Verse 2. To shew forth thy lovingkindness in the morning. Our praise ought to be suitably arranged. In the time of prosperity or the morning we should declare thy lovingkindness, because whatever of prosperity we have proceeds from the mercy and grace of God; and in the time of adversity or night, we should declare thy justice or faithfulness, because whatever adversity happens to us is ordained by the just judgment of God. --J. Turrecremata.

Verse 2. God's mercy is itself the morning ray, which scatters away darkness ( Psalms 3:5 59:16); his faithfulness the guardian, that assures us against night peril. --F. Delitzsch.

Verse 2. In the morning, and ... every night. God is Alpha and Omega. It is fit we should begin and end the day with his praise, who begins and ends it for us with mercy. Well, thou seest thy duty plainly laid before thee. As thou wouldst have God prosper thy labour in the day, and sweeten thy rest in the night, clasp them both together with thy morning and evening devotions. He that takes no care to set forth God's portion of time in the morning, doth not only rob God of his due, but is a thief to himself all the day after, by losing the blessing which a faithful prayer might bring from heaven on his undertakings. And he that closes his eyes at night without prayer, lies down before his bed is made. -- William Gurnall.

Verse 2. Thy faithfulness (Vulg. `veritas,') every night. Truth can be taken in its proper signification. Thus St. Jerome on our Psalm takes it, and says: "The truth of the Lord is announced in the night, as if it were wrapped up in some verbal obscurities. In an enigma it is spoken, and in parables; that seeing, they should not see, and hearing, they should not understand. Moses ascended Mount Sinai, Exodus 24:9 , and passed into the tempest and into the blackness and darkness, and there spake with the Lord." Thus Jerome. Christ brings back the light to us, as Lactantius teaches. Shall we wait, says he, till Socrates shall know something? Or Anaxagoras find light in the darkness? Or Democritus draw forth the truth from a well? Or till Empedocles expands the paths of his soul? Or Ascesilas and Carneades see, feel, and perceive? Behold a voice from heaven teaches us the truth, and reveals it more clearly to us than the sun himself ... In the night truth is to be shown forth, that the night may be turned into day. --Le Blanc.

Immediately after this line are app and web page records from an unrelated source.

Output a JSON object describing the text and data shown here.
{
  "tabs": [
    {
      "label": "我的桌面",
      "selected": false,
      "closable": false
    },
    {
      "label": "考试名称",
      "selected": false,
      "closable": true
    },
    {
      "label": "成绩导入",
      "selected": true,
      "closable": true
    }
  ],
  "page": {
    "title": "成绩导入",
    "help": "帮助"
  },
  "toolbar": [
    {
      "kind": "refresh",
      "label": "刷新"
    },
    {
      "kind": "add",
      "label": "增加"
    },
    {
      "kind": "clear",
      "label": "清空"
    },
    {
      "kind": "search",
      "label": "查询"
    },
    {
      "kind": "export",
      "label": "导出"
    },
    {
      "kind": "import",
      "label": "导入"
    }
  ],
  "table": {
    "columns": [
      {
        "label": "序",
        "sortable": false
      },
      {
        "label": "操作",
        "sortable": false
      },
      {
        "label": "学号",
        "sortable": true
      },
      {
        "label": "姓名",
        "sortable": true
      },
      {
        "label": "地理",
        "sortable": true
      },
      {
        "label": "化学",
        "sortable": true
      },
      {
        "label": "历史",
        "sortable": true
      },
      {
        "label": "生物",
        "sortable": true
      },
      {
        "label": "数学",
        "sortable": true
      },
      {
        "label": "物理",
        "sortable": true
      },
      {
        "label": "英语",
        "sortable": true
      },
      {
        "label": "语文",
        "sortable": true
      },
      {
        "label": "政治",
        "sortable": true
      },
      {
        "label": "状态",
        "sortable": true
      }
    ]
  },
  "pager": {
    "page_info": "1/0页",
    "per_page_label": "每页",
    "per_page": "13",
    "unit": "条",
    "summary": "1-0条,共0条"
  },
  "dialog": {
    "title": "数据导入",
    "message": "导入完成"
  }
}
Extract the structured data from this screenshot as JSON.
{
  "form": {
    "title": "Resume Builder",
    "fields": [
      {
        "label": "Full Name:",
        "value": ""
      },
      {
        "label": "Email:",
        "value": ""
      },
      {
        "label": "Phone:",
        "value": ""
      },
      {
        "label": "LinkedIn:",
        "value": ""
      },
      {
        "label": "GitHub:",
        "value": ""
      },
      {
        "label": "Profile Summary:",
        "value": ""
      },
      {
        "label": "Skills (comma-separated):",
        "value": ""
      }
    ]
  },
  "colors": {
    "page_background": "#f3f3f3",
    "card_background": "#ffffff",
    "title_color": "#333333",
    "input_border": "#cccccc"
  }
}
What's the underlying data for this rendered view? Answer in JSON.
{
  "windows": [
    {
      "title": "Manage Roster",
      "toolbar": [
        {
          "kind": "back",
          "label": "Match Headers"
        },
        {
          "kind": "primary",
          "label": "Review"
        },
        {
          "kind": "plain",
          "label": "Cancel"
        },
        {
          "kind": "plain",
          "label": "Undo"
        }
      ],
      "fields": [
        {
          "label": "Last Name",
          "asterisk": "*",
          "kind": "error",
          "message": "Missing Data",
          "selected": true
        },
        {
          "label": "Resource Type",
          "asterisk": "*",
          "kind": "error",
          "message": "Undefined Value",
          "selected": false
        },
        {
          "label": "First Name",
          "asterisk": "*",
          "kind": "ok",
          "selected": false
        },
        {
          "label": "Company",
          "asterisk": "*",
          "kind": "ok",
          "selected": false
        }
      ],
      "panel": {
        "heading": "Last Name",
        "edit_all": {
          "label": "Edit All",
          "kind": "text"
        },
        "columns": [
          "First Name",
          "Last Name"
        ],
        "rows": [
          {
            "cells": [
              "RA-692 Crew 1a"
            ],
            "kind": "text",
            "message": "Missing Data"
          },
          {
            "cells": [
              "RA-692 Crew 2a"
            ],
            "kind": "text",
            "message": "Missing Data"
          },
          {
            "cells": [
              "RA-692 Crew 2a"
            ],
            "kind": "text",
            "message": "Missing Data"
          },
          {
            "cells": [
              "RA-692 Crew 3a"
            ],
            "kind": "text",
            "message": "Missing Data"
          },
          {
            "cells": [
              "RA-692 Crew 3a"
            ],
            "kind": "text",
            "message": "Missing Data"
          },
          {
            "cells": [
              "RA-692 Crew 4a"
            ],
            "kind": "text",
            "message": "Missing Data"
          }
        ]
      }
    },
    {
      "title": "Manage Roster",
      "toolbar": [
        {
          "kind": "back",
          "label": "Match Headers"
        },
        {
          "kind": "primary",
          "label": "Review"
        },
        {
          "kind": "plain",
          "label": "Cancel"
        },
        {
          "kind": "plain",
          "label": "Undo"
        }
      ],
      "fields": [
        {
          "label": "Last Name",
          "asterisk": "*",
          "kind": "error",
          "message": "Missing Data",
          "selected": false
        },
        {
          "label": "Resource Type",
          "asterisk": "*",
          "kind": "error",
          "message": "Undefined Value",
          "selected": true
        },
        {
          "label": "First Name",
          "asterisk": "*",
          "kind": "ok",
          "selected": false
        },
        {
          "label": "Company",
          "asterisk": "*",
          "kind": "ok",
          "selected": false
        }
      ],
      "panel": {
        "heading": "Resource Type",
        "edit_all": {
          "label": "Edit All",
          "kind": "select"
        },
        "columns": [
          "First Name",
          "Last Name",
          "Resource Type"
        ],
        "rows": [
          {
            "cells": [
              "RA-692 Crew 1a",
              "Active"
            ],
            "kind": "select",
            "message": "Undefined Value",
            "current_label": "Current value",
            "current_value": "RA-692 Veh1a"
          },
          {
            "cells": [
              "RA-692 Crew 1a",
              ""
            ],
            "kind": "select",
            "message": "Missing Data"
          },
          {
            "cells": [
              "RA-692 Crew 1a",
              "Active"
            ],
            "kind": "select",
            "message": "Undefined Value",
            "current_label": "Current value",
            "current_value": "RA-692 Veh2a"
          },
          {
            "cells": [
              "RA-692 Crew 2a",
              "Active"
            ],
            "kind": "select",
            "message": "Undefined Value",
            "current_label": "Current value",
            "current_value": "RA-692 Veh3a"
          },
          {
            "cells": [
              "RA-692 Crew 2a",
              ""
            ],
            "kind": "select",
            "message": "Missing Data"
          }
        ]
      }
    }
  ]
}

Verse 2.

  1. Our praises of God should be intelligent, declaring his varied attributes.
  2. Seasonable, declaring each attribute in appropriate time.
  3. Continual, every night, and every day.